ccftftmustwake up ,and.thuHt!olf., (t
wW7
Uto oiMilWmu who cq1itufcpli."ljr ?
gntlonf, art doclaring for Lowdon,'
nnd along tho Atlantic coast tho Illi
nois executive Is considered thu
most satisfactory candldato thus fav
considered.
This Is tho word brought to Chi
cago, Monday, by Fred W. Upham,
treasurer of tho republican natlonul
committee, who has been spending
tho last two weoks in tho Now Eng
land states, Now York and Now Jcr
soy. Ho Is In charge of tho cam
paign to get tho big convention for
Chicago, and whllo talking with tho
eastern leaders of tho party naturally
heard many expressions as to tho
presidency.
Those .who tnlkcd with Mr. Upham
today woro Impressed with tho re
port mado by him of tho Lowdon talk
ho heard whllo away. "I think Low-
den Is going to bo nominated," ho
said to his callors at his offices In
tho Conway building, nnd tho wny ho
said it showed ho meant It.
"I heard Lowden talk In Maine.
Massachusetts and Now York," said
Mr. Upham. "Tho only places 1
heard Gon. Wood's named mentioned
woro Now Hnmpshlro and Now Jor
soy. In my conferences regarding
tho national conventionand I
only talked to tho big mon In the
party I heard many expressions tn
vorablo to our governor. Tho Ills'
politicians In tho east seem to havo
mndo up thoir ml mis that Lowden Is
tho best man thus far nnmed. Tho
sentlmout for Lowden Is growing
tremendously all through tho oast.
That I learned from personal talks
and Information J received Indirectly."
If tho national convention Is held
In Chicago It Is ballovcd It would hn
n great aid to tho Lowden campaign.
If the republican connnlttoo is will
ing to let tho big gathorlng come to
Chicago It might ho considered that
it Indicated a sentiment among tho
national committeemen not unfavorable-
to Lowden, Mr. Upham sayn
Chicago lias a chance to win tho
grcnt gathorlng, Uit It moans hard
work and no lotup until tho national
commltteo meets in December.
"Thoro novor was a tlmo when
thoro woro so many cltloa socking
tho convention," said Mr. Upham.
"Sovoral cltloa think that thoy havo
tho fight won.
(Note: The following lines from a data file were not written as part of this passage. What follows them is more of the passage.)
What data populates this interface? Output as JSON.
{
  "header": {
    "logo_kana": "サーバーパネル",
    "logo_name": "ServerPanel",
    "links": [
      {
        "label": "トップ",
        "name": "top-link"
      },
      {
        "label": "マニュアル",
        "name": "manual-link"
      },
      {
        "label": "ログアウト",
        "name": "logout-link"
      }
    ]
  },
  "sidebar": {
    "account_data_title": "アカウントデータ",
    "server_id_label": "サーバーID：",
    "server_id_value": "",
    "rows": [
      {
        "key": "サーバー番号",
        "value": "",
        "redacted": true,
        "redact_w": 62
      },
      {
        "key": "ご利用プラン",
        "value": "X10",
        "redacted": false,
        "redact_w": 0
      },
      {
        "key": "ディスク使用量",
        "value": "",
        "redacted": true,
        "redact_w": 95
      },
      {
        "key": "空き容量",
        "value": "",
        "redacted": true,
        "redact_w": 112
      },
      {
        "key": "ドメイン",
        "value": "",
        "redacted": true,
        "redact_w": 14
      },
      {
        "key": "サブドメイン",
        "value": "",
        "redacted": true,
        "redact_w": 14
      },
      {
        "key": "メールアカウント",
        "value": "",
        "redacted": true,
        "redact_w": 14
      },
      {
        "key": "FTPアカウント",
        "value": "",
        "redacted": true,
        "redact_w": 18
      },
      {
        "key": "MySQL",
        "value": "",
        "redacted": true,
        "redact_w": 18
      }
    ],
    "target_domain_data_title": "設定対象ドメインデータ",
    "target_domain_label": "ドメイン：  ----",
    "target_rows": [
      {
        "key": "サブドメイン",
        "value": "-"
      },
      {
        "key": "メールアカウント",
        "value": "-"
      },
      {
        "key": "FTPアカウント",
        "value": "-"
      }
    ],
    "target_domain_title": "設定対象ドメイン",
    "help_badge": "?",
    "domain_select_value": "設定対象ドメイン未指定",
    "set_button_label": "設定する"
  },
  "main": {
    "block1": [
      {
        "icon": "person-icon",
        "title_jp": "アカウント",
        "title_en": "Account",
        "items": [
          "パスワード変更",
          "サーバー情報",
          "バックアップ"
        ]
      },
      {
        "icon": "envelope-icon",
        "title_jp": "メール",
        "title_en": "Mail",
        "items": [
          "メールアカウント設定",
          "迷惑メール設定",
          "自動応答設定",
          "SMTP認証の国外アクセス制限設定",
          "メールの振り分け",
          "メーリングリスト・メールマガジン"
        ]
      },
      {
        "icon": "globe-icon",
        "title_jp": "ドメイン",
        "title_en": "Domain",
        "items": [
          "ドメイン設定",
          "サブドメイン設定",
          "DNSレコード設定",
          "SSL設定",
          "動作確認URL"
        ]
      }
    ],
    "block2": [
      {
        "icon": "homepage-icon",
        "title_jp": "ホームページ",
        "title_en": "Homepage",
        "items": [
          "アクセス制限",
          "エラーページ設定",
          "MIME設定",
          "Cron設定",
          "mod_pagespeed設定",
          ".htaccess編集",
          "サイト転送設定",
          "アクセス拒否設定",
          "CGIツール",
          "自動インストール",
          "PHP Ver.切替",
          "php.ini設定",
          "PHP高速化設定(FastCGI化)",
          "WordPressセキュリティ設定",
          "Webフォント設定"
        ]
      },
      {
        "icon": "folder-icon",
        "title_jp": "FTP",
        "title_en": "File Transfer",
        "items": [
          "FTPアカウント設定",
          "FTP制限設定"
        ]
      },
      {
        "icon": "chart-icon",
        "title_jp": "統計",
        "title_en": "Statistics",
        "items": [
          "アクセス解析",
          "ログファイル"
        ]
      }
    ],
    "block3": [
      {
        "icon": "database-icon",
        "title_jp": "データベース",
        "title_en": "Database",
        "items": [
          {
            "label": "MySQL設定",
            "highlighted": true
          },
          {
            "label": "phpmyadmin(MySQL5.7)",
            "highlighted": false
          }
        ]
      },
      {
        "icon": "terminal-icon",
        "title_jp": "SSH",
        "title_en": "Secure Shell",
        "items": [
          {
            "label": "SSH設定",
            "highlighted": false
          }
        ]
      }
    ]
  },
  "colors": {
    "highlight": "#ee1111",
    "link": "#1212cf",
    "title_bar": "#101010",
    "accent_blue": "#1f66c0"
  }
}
Phlladolphla wants
tho mooting, as do Clovoland, Dotrolt,
Indianapolis, St. Louis, Kansas City,
St. Paul and San Francisco, Theso
cltios aro pulling ovory string. If
Chicago wins it will bo by a most
sorlous effort."
Mr. Upham was asked about busi
ness conditions In tho east.
"Prosperity ovorywhoro," ho re
plied. "Tho pooplo thoro novor he
foro had so much monoy to spend.
Wo nro tho bankers of tho world, and
tho cheapost thing In this country
now Is monoy."
FOUNDED 1889
Largest Weekly Circulation Among
People of Influence and Standing
.t-
y;
iV
U, -i.lUt,
.eh-L a&kM.ttffclhWi.

xml | txt